We all know that languages evolve and often dramatic change can even come about in merely a generation or two. We only have to look at how abbreviations have become popular in text as well as internet hip hop cyber-jargon. Sometimes quite daunting,
even to a professional decipher expert in an Intelligence Agency.
Nevertheless, whether the language is English, French, German or even Urdu there remains the purists who pride themselves on using their criteria at a point where they feel their own particular language has reached its peak in terms of perfection.
Shakespearian English - although not in its lyrical form - is a yardstick that is often referred to when we speak of the purity of the language. In fact, in most parts of the Euro-zone areas where English is taught as a second language, it is somewhat more precise than taught in the home counties of England – as it also is in many parts of the north-west areas of the USA. Many might say, Bostonian English can often be easier to follow – in its written and spoken form – than the English taught at Wallow-on-the-Marsh in rural England. So why do I make this initial point?
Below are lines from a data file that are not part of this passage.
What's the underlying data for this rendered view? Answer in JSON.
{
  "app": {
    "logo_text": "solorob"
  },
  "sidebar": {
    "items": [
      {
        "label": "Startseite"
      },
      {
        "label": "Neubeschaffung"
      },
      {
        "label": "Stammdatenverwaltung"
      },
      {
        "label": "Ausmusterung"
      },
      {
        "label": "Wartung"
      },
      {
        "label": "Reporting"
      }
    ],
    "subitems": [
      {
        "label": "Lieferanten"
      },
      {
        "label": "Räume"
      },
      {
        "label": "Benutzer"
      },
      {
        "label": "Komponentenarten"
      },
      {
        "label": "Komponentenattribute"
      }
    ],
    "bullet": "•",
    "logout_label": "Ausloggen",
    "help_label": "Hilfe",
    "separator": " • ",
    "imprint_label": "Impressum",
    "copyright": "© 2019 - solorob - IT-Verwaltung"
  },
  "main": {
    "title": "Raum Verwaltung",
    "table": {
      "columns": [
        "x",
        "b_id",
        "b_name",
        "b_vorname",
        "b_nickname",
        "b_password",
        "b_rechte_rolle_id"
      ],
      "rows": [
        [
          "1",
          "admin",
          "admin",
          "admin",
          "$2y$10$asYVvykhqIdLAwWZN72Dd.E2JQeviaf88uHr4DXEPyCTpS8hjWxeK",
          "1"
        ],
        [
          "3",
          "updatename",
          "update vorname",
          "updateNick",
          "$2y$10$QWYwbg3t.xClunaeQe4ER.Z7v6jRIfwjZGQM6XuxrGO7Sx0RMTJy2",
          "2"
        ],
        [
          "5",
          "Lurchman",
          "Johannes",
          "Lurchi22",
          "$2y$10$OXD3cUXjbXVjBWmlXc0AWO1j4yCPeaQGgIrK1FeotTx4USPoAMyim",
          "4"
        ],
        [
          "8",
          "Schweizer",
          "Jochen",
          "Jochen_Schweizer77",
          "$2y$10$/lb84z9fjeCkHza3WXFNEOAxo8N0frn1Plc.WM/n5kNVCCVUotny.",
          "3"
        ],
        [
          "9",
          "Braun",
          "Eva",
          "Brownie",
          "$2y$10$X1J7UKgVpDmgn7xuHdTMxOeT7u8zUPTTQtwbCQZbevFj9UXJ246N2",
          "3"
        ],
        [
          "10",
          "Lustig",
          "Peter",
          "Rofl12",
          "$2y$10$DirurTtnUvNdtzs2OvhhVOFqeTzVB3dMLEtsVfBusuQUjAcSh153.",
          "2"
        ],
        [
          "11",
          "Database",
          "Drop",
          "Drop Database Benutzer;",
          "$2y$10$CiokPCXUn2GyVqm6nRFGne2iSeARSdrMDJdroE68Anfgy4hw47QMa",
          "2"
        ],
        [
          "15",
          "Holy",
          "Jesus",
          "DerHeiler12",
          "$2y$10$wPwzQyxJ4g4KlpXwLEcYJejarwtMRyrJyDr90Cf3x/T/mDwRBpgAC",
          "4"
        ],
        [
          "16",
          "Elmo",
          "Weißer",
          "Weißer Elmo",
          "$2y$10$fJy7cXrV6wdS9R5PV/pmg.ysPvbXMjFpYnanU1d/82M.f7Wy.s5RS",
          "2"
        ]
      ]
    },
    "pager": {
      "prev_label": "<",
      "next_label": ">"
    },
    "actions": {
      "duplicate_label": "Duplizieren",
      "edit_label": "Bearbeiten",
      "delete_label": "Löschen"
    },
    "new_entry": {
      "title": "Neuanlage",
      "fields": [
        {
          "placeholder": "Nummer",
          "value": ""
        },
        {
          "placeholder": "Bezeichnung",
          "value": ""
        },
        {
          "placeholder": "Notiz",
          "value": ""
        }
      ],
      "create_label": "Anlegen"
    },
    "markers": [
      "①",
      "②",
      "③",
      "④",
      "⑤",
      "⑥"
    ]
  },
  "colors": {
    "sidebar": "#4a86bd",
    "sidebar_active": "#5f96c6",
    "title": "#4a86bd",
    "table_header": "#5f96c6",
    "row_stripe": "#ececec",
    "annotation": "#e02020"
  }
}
People who had the great pleasure of reading Helen Hanff’s modern classic, 84 Charing Cross Road where a Philadelphia born New York based writer – first published in 1970 – where it shows her 20 years of correspondence with Frank Doel, a buyer for Marks & Co, a London bookshop, on which she depended on obscure classics and British literature titles, which her passion for self-education revolved (The book was made into a film with Anthony Hopkins and Anne Bancroft, and a must for all lovers of fine literature) They will appreciate why, when George Whitman, the owner of Paris’ famous English language bookshop, Shakespeare & Company died last week aged 98 and that he was mourned around the world by great writers, would-be writers and millions of readers alike.
The remarkable longevity of this eccentric, but much loved man – and the fact that through books – fantasy and fiction – his life probably took on wonderful disguises, brilliant adventures, time travelled and had altogether unremitting romances – that always ended well – and endured battles and mayhem, yet came out of it all totally unscathed. His entire life was books – books that could quite literally take your breath away. And, wonder of all wonders, they were all in English – IN PARIS!
When I first visited this amazing shop I was into my second year at Oxford and enamoured by a language that was not my original mother tongue, but having already absorbed the great writings of Madame de Lafayette, Voltaire, Alexandre Dumas, Théophile and Jean-Paul Sartre my mind was drawn to the great English writers.
George Whitman had by then, expanded his small shop to house 13 extra people if required to do so. Either the accomplished high and mighties, or aspiring would-bees if they could-bees and even just the lowly book lovers could stay when in town – free of charge. Oh, yes, George had strong socialistic leanings and he had kept acquiring more portions of the building he was in to house his great loves. Books and the people who also loved his books.
In those days – myself, the usual struggling student of the times – spent a night talking to George surrounded by his books, plays and anything that he thought was a great work of art in the written English word. These works swallowed up George’s life - was his life - and if you couldn’t afford to buy something that was required reading, George would lend it, again free of charge. George saw himself as patron of a literary haven, and in the lean years after World War II, and the heir to Sylvia Beach, the founder of the original Shakespeare & Company, the original shop became a haunt of Ernest Hemingway and James Joyce in its early days.